[Source material]
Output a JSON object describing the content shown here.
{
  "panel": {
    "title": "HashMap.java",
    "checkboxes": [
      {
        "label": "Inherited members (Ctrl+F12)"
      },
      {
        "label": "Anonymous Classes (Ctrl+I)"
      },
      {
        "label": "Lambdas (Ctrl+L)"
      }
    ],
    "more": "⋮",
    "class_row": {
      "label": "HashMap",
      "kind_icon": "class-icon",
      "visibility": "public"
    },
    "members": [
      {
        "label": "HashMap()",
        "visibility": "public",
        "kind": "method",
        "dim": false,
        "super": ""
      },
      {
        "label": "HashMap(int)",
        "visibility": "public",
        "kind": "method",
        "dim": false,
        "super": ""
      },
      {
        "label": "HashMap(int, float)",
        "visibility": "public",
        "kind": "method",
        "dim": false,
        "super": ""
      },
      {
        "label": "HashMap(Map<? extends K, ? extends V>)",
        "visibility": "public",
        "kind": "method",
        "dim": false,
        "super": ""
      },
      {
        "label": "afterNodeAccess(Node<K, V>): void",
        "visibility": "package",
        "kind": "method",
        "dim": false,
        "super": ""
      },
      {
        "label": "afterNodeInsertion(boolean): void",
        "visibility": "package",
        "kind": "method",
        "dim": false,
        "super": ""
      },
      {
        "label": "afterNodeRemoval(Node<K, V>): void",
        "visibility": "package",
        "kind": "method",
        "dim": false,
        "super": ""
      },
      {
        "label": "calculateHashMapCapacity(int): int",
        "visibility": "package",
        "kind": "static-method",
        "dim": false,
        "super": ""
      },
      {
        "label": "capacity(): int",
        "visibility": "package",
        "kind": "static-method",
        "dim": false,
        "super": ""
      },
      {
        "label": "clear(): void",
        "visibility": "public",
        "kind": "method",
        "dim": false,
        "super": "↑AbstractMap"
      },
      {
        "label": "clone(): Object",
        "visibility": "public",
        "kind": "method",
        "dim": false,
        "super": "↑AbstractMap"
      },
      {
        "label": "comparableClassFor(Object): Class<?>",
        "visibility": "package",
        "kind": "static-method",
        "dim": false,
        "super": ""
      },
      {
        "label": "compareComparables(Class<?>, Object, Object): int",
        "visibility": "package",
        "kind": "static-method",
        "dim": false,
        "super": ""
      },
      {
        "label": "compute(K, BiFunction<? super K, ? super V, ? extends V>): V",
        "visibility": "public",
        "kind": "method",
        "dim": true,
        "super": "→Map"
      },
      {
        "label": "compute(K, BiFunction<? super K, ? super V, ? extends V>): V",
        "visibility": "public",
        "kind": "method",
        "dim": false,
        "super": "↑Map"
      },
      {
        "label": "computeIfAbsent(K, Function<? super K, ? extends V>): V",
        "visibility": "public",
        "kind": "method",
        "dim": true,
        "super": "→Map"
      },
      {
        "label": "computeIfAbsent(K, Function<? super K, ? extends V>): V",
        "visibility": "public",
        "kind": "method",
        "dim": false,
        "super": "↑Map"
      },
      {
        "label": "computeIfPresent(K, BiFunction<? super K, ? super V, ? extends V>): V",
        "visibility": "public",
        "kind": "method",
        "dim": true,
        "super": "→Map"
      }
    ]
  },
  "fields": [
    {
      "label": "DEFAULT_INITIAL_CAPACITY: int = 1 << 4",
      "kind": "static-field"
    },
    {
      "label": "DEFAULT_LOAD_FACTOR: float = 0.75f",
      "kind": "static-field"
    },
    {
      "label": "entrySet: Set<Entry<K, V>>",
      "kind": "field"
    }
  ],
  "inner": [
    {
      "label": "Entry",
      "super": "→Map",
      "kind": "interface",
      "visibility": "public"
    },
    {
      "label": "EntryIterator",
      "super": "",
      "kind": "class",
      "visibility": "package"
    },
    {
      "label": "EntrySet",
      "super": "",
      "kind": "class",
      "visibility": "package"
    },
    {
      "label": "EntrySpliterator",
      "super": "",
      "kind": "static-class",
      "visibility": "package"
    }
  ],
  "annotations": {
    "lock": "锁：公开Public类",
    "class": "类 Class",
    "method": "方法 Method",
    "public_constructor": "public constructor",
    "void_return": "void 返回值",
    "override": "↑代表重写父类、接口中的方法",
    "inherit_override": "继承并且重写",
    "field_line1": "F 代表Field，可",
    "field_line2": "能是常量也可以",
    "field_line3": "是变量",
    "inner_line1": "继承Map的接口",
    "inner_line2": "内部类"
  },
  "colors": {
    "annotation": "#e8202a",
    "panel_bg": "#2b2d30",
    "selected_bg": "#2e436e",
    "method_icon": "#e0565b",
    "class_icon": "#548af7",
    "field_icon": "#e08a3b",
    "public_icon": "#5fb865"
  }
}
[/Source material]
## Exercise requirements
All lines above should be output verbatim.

## Answer section
Output a JSON object describing the content shown here.
{
  "panel": {
    "title": "HashMap.java",
    "checkboxes": [
      {
        "label": "Inherited members (Ctrl+F12)"
      },
      {
        "label": "Anonymous Classes (Ctrl+I)"
      },
      {
        "label": "Lambdas (Ctrl+L)"
      }
    ],
    "more": "⋮",
    "class_row": {
      "label": "HashMap",
      "kind_icon": "class-icon",
      "visibility": "public"
    },
    "members": [
      {
        "label": "HashMap()",
        "visibility": "public",
        "kind": "method",
        "dim": false,
        "super": ""
      },
      {
        "label": "HashMap(int)",
        "visibility": "public",
        "kind": "method",
        "dim": false,
        "super": ""
      },
      {
        "label": "HashMap(int, float)",
        "visibility": "public",
        "kind": "method",
        "dim": false,
        "super": ""
      },
      {
        "label": "HashMap(Map<? extends K, ? extends V>)",
        "visibility": "public",
        "kind": "method",
        "dim": false,
        "super": ""
      },
      {
        "label": "afterNodeAccess(Node<K, V>): void",
        "visibility": "package",
        "kind": "method",
        "dim": false,
        "super": ""
      },
      {
        "label": "afterNodeInsertion(boolean): void",
        "visibility": "package",
        "kind": "method",
        "dim": false,
        "super": ""
      },
      {
        "label": "afterNodeRemoval(Node<K, V>): void",
        "visibility": "package",
        "kind": "method",
        "dim": false,
        "super": ""
      },
      {
        "label": "calculateHashMapCapacity(int): int",
        "visibility": "package",
        "kind": "static-method",
        "dim": false,
        "super": ""
      },
      {
        "label": "capacity(): int",
        "visibility": "package",
        "kind": "static-method",
        "dim": false,
        "super": ""
      },
      {
        "label": "clear(): void",
        "visibility": "public",
        "kind": "method",
        "dim": false,
        "super": "↑AbstractMap"
      },
      {
        "label": "clone(): Object",
        "visibility": "public",
        "kind": "method",
        "dim": false,
        "super": "↑AbstractMap"
      },
      {
        "label": "comparableClassFor(Object): Class<?>",
        "visibility": "package",
        "kind": "static-method",
        "dim": false,
        "super": ""
      },
      {
        "label": "compareComparables(Class<?>, Object, Object): int",
        "visibility": "package",
        "kind": "static-method",
        "dim": false,
        "super": ""
      },
      {
        "label": "compute(K, BiFunction<? super K, ? super V, ? extends V>): V",
        "visibility": "public",
        "kind": "method",
        "dim": true,
        "super": "→Map"
      },
      {
        "label": "compute(K, BiFunction<? super K, ? super V, ? extends V>): V",
        "visibility": "public",
        "kind": "method",
        "dim": false,
        "super": "↑Map"
      },
      {
        "label": "computeIfAbsent(K, Function<? super K, ? extends V>): V",
        "visibility": "public",
        "kind": "method",
        "dim": true,
        "super": "→Map"
      },
      {
        "label": "computeIfAbsent(K, Function<? super K, ? extends V>): V",
        "visibility": "public",
        "kind": "method",
        "dim": false,
        "super": "↑Map"
      },
      {
        "label": "computeIfPresent(K, BiFunction<? super K, ? super V, ? extends V>): V",
        "visibility": "public",
        "kind": "method",
        "dim": true,
        "super": "→Map"
      }
    ]
  },
  "fields": [
    {
      "label": "DEFAULT_INITIAL_CAPACITY: int = 1 << 4",
      "kind": "static-field"
    },
    {
      "label": "DEFAULT_LOAD_FACTOR: float = 0.75f",
      "kind": "static-field"
    },
    {
      "label": "entrySet: Set<Entry<K, V>>",
      "kind": "field"
    }
  ],
  "inner": [
    {
      "label": "Entry",
      "super": "→Map",
      "kind": "interface",
      "visibility": "public"
    },
    {
      "label": "EntryIterator",
      "super": "",
      "kind": "class",
      "visibility": "package"
    },
    {
      "label": "EntrySet",
      "super": "",
      "kind": "class",
      "visibility": "package"
    },
    {
      "label": "EntrySpliterator",
      "super": "",
      "kind": "static-class",
      "visibility": "package"
    }
  ],
  "annotations": {
    "lock": "锁：公开Public类",
    "class": "类 Class",
    "method": "方法 Method",
    "public_constructor": "public constructor",
    "void_return": "void 返回值",
    "override": "↑代表重写父类、接口中的方法",
    "inherit_override": "继承并且重写",
    "field_line1": "F 代表Field，可",
    "field_line2": "能是常量也可以",
    "field_line3": "是变量",
    "inner_line1": "继承Map的接口",
    "inner_line2": "内部类"
  },
  "colors": {
    "annotation": "#e8202a",
    "panel_bg": "#2b2d30",
    "selected_bg": "#2e436e",
    "method_icon": "#e0565b",
    "class_icon": "#548af7",
    "field_icon": "#e08a3b",
    "public_icon": "#5fb865"
  }
}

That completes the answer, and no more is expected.